(Interface dataset entries)
◇ ◇ ◇

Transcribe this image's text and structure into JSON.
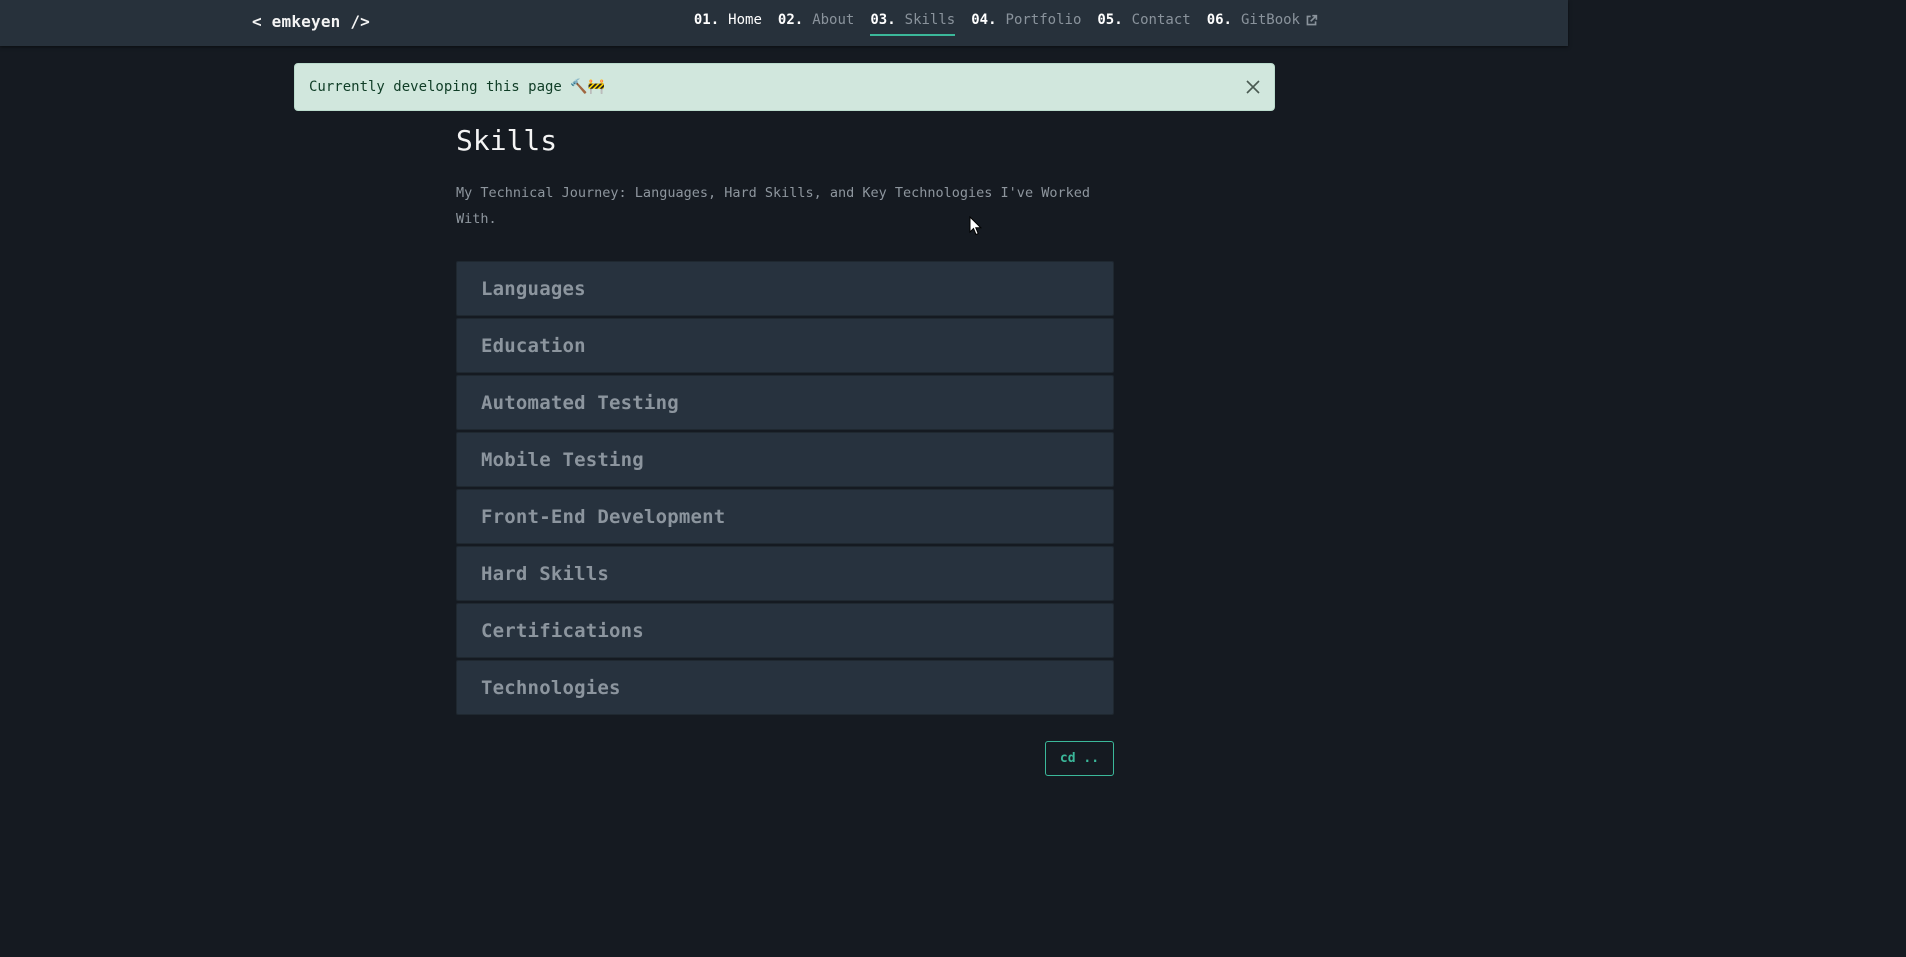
{
  "header": {
    "brand": "< emkeyen />",
    "nav": [
      {
        "num": "01.",
        "label": "Home"
      },
      {
        "num": "02.",
        "label": "About"
      },
      {
        "num": "03.",
        "label": "Skills"
      },
      {
        "num": "04.",
        "label": "Portfolio"
      },
      {
        "num": "05.",
        "label": "Contact"
      },
      {
        "num": "06.",
        "label": "GitBook"
      }
    ],
    "active_nav": "Skills",
    "external_icon": "external-link-icon"
  },
  "alert": {
    "text": "Currently developing this page 🔨🚧",
    "close_icon": "close-icon",
    "bg_color": "#d1e7dd"
  },
  "main": {
    "title": "Skills",
    "description": "My Technical Journey: Languages, Hard Skills, and Key Technologies I've Worked With.",
    "sections": [
      {
        "label": "Languages"
      },
      {
        "label": "Education"
      },
      {
        "label": "Automated Testing"
      },
      {
        "label": "Mobile Testing"
      },
      {
        "label": "Front-End Development"
      },
      {
        "label": "Hard Skills"
      },
      {
        "label": "Certifications"
      },
      {
        "label": "Technologies"
      }
    ]
  },
  "footer": {
    "back_label": "cd .."
  },
  "colors": {
    "accent": "#3bb89a",
    "background": "#151a21",
    "navbar": "#27313b",
    "panel": "#27323e"
  }
}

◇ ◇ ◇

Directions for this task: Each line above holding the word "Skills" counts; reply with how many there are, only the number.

Answer: 5